■ **What to produce**: Only a number is wanted: how many lines in the records below contain "content"?
Start of Information shown
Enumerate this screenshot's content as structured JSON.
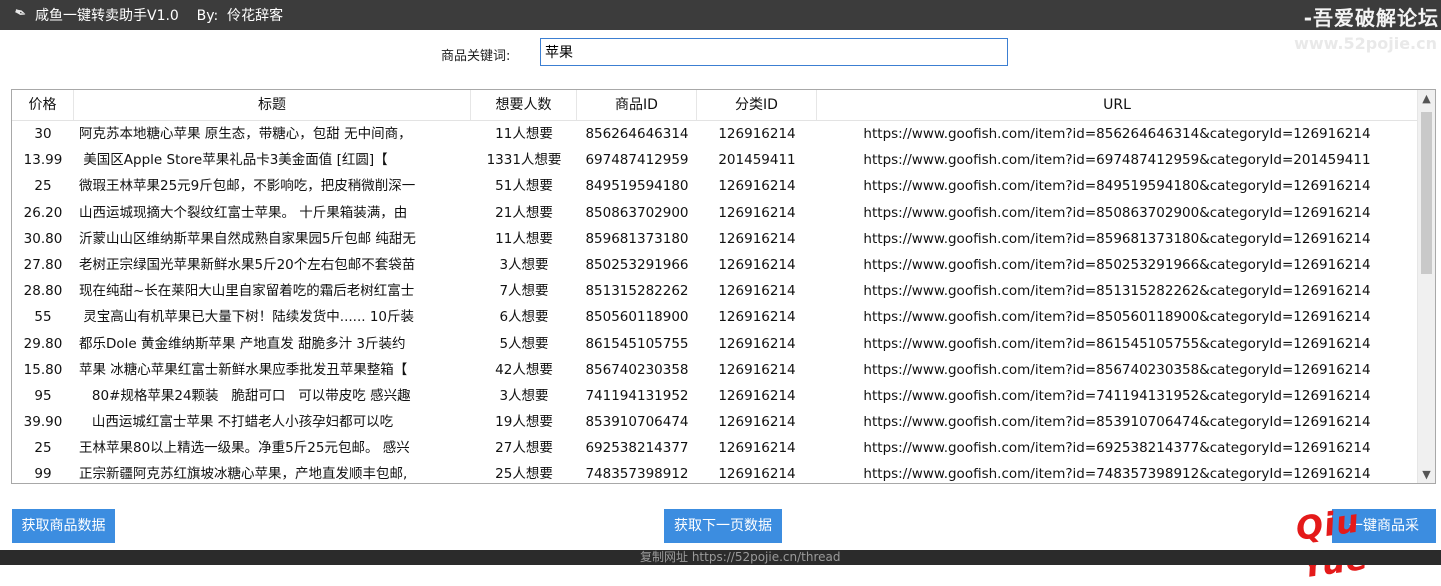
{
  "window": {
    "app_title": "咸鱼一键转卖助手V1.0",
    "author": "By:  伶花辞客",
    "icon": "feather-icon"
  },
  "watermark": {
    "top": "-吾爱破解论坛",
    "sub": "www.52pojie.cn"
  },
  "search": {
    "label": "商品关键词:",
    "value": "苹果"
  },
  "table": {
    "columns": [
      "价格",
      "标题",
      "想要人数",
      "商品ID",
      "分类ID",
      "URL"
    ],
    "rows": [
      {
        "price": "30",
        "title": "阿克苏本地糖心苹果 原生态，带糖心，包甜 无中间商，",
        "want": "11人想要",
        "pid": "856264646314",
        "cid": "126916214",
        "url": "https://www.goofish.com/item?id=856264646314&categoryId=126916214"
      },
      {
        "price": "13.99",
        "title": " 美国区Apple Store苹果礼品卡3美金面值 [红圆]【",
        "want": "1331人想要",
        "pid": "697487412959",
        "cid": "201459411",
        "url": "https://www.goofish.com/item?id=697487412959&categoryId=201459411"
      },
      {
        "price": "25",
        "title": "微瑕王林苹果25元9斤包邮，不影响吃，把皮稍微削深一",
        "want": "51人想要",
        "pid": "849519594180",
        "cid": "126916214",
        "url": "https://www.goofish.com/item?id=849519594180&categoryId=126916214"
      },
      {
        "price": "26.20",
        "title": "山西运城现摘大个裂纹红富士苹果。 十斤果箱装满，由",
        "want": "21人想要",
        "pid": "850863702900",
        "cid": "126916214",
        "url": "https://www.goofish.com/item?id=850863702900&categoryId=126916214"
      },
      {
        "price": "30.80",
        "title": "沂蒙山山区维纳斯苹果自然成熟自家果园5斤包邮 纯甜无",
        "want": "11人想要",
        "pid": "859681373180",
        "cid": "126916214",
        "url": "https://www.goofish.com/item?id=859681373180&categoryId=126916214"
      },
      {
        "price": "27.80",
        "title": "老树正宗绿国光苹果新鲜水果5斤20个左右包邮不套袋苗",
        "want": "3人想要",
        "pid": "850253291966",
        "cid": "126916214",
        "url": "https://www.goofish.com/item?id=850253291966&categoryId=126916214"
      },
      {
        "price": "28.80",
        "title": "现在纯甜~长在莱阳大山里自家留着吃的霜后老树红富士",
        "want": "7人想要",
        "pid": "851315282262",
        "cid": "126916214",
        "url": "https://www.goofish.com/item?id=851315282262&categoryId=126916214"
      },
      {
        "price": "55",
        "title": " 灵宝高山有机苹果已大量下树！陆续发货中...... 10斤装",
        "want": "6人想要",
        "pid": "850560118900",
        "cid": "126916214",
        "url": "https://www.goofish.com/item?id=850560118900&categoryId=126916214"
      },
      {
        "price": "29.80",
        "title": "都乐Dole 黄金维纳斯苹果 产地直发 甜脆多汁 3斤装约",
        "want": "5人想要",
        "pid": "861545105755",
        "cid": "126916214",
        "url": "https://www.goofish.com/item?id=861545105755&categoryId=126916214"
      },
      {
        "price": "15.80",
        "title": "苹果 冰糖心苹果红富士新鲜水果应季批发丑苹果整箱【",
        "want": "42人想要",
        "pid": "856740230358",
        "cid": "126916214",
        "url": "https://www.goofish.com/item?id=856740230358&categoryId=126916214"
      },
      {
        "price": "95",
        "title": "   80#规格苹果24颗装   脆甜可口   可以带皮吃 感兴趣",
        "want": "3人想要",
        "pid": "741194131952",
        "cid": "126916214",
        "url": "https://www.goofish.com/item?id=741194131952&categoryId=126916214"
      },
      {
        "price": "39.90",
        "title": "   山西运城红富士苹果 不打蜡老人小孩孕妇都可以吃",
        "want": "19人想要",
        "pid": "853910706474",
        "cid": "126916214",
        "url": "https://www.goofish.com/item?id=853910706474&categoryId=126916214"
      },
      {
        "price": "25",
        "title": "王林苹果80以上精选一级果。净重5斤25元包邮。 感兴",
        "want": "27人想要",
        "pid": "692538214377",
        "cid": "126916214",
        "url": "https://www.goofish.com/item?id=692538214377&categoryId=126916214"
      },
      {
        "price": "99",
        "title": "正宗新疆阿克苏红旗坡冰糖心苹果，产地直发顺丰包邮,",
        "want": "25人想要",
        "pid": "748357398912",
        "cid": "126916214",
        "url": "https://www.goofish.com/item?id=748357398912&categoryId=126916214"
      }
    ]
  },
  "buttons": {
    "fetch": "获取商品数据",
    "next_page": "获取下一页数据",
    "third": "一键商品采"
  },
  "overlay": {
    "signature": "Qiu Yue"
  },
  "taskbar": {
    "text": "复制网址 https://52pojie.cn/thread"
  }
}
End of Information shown
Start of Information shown
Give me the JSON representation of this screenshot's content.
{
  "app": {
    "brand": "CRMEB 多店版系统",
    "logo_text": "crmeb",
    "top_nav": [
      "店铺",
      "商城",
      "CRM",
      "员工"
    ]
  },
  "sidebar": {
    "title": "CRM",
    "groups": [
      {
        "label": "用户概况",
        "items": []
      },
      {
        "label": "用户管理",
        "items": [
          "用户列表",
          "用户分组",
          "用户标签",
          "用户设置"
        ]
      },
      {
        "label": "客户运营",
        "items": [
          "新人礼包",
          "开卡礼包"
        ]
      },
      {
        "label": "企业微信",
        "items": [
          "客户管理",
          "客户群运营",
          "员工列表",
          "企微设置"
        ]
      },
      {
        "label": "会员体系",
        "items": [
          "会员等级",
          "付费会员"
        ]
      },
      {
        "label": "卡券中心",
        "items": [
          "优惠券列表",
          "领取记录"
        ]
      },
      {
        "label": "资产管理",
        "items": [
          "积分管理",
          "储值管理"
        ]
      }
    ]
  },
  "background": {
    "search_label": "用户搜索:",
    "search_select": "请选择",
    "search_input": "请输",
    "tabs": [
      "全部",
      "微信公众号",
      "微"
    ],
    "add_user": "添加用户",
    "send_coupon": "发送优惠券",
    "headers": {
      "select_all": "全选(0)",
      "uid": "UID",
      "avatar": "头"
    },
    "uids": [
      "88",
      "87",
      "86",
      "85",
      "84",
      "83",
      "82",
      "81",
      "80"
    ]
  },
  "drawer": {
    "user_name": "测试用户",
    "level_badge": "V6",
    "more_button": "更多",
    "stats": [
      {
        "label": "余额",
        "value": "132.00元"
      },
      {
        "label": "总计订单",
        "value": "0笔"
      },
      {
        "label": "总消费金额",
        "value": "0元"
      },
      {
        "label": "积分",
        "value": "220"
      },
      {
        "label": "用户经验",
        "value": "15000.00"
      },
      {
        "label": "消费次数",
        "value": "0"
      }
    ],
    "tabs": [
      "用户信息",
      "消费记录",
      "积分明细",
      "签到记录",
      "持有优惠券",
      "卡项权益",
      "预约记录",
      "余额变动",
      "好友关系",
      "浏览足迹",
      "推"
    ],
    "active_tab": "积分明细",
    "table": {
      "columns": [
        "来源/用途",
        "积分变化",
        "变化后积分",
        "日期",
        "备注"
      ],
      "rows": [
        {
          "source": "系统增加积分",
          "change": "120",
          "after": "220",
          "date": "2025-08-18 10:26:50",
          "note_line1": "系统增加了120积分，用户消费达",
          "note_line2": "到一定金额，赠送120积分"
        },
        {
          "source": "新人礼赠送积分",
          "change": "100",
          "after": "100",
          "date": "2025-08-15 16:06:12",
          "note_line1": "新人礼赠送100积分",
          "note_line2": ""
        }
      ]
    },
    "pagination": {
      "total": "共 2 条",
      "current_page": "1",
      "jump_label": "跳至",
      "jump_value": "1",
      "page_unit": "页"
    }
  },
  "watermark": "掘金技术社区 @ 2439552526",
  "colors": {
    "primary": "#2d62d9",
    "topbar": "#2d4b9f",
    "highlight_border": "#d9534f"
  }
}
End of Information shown
■ **Output**: 2